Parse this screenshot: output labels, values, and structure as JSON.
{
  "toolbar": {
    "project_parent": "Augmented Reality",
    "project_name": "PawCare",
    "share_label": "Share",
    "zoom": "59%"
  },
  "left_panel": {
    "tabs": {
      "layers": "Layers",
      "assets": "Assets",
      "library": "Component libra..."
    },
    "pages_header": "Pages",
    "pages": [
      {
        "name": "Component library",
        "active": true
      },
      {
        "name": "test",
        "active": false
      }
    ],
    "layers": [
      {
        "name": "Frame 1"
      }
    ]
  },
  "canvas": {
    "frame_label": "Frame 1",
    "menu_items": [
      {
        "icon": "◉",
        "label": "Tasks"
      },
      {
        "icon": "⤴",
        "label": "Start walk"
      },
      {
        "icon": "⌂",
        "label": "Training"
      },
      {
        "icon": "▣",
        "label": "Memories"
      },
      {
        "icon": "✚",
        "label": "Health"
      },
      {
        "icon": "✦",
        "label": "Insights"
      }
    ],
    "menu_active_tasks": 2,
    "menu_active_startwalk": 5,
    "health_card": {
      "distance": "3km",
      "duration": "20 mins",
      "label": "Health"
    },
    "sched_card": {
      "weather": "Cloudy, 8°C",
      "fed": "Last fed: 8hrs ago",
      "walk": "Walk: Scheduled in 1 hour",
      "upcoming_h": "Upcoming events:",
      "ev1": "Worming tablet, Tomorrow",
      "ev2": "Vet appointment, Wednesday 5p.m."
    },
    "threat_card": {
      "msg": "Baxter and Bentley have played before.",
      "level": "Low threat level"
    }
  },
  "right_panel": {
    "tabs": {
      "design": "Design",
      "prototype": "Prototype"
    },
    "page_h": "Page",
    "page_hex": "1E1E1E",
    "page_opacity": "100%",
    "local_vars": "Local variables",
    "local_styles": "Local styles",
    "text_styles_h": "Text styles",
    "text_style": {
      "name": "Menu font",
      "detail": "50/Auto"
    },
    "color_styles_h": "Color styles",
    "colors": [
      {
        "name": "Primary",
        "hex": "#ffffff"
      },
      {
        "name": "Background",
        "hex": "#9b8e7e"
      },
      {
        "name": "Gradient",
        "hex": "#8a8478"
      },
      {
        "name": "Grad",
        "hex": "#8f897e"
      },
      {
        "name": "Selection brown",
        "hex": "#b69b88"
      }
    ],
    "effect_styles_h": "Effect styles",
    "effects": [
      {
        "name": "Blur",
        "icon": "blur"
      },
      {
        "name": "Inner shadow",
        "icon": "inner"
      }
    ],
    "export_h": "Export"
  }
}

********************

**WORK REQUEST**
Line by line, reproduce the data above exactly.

**EXERCISE RESPONSE**
Parse this screenshot: output labels, values, and structure as JSON.
{
  "toolbar": {
    "project_parent": "Augmented Reality",
    "project_name": "PawCare",
    "share_label": "Share",
    "zoom": "59%"
  },
  "left_panel": {
    "tabs": {
      "layers": "Layers",
      "assets": "Assets",
      "library": "Component libra..."
    },
    "pages_header": "Pages",
    "pages": [
      {
        "name": "Component library",
        "active": true
      },
      {
        "name": "test",
        "active": false
      }
    ],
    "layers": [
      {
        "name": "Frame 1"
      }
    ]
  },
  "canvas": {
    "frame_label": "Frame 1",
    "menu_items": [
      {
        "icon": "◉",
        "label": "Tasks"
      },
      {
        "icon": "⤴",
        "label": "Start walk"
      },
      {
        "icon": "⌂",
        "label": "Training"
      },
      {
        "icon": "▣",
        "label": "Memories"
      },
      {
        "icon": "✚",
        "label": "Health"
      },
      {
        "icon": "✦",
        "label": "Insights"
      }
    ],
    "menu_active_tasks": 2,
    "menu_active_startwalk": 5,
    "health_card": {
      "distance": "3km",
      "duration": "20 mins",
      "label": "Health"
    },
    "sched_card": {
      "weather": "Cloudy, 8°C",
      "fed": "Last fed: 8hrs ago",
      "walk": "Walk: Scheduled in 1 hour",
      "upcoming_h": "Upcoming events:",
      "ev1": "Worming tablet, Tomorrow",
      "ev2": "Vet appointment, Wednesday 5p.m."
    },
    "threat_card": {
      "msg": "Baxter and Bentley have played before.",
      "level": "Low threat level"
    }
  },
  "right_panel": {
    "tabs": {
      "design": "Design",
      "prototype": "Prototype"
    },
    "page_h": "Page",
    "page_hex": "1E1E1E",
    "page_opacity": "100%",
    "local_vars": "Local variables",
    "local_styles": "Local styles",
    "text_styles_h": "Text styles",
    "text_style": {
      "name": "Menu font",
      "detail": "50/Auto"
    },
    "color_styles_h": "Color styles",
    "colors": [
      {
        "name": "Primary",
        "hex": "#ffffff"
      },
      {
        "name": "Background",
        "hex": "#9b8e7e"
      },
      {
        "name": "Gradient",
        "hex": "#8a8478"
      },
      {
        "name": "Grad",
        "hex": "#8f897e"
      },
      {
        "name": "Selection brown",
        "hex": "#b69b88"
      }
    ],
    "effect_styles_h": "Effect styles",
    "effects": [
      {
        "name": "Blur",
        "icon": "blur"
      },
      {
        "name": "Inner shadow",
        "icon": "inner"
      }
    ],
    "export_h": "Export"
  }
}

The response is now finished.